Revolutionary Guard: We will keep 'death to America' slogan
Ayatollah Ahmad Khatami: Death to America chant will continue throughout nuclear talks • Revolutionary Guard says the slogan is fitting for America's "untrustworthy" leadership • Report: China to fund Iran with $20 billion in withheld oil money.
Dan Lavie and News Agencies
Iranian Foreign Minister Mohammad Javad Zarif
Photo credit: Reuters
Ahead of Iran's annual Death to America Day Monday, commemorating the Iranian takeover of the U.S. Embassy in Tehran 34 years ago, the Revolutionary Guard announced they are still committed to the slogan "death to America." The Guard's website claims that "the slogan is a symbol of the Iranian nation's power and determination against the oppressive rule of America, an untrustworthy nation."
The website further states that the recent uproar over American surveillance of foreign leaders proves that "it is impossible to trust the leadership in the White House." Senior Ayatollah Ahmad Khatami said in a speech in Tehran that Iran will continue to use the "death to America" mantra throughout nuclear talks.
As the next round of nuclear talks between Iran and the West is set to begin, International Atomic Energy Agency Director-General Yukiya Amano said there has been a substantial change in the Islamic republic's stance on the nuclear issue.

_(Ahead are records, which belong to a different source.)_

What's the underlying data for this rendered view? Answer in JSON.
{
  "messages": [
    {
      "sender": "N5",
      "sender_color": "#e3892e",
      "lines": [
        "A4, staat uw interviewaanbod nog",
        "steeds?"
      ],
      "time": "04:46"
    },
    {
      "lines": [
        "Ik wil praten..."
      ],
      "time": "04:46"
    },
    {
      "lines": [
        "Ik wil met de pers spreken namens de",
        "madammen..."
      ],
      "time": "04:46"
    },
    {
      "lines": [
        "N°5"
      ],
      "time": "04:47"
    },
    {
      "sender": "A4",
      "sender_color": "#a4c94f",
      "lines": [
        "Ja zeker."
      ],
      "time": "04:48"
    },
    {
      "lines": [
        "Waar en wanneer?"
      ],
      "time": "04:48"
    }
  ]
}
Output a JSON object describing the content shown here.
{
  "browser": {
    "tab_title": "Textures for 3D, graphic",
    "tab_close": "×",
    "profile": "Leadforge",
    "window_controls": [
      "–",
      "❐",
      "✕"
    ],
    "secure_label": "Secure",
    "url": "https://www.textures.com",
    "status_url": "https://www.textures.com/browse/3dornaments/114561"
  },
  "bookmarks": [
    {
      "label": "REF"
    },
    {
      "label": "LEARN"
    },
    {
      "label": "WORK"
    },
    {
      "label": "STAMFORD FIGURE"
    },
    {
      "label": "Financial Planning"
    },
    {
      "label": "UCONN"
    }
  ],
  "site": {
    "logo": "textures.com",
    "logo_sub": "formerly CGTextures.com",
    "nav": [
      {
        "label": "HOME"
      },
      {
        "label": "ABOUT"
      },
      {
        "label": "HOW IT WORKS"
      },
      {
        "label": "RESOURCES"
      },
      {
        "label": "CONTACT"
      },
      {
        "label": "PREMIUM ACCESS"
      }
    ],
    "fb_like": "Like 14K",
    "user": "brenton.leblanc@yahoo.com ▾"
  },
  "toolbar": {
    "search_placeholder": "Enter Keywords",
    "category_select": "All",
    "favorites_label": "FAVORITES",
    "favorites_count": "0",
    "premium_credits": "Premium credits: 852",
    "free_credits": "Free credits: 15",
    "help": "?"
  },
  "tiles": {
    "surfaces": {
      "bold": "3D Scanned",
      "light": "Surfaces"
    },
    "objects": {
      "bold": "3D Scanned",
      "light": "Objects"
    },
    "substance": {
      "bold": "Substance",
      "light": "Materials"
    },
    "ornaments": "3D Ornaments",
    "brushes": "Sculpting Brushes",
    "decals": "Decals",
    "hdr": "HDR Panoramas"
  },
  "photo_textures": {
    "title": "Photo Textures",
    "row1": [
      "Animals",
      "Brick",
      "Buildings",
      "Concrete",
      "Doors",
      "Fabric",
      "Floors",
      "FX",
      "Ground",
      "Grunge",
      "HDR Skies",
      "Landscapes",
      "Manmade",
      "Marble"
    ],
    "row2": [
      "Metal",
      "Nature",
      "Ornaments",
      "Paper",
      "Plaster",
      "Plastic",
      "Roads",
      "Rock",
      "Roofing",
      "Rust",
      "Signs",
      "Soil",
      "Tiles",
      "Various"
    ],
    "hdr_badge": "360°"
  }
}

At a conference in Washington, Amano said that there is "substance" in Iran's new proposals. He expressed optimism about the continuation of talks and said that Iran is prepared to work with IAEA.
In contrast, Iranian Foreign Minister Mohammad Javad Zarif said over the weekend that Western countries need to adopt a new position for negotiations to succeed, lest the international community miss "the opportunity to make a deal" with Iran. "Ten years ago, Iran had less than 160 centrifuges spinning, now it has over 18,000," said Zarif. A decade ago, he added, "Iran's economy was prospering. Now sanctions are hurting the wrong segment of the population. I hope we have come to understand that approach was wrong."
As the Iranian economy flounders under the pressure of economic sanctions, a local Iranian news website reported that China has agreed to fund Iranian projects with $20 billion in oil money that was never transferred to the Islamic republic due to sanctions.
Tehran's chief nuclear negotiator Abbas Araqchi said there is still a "long path" until a deal is reached.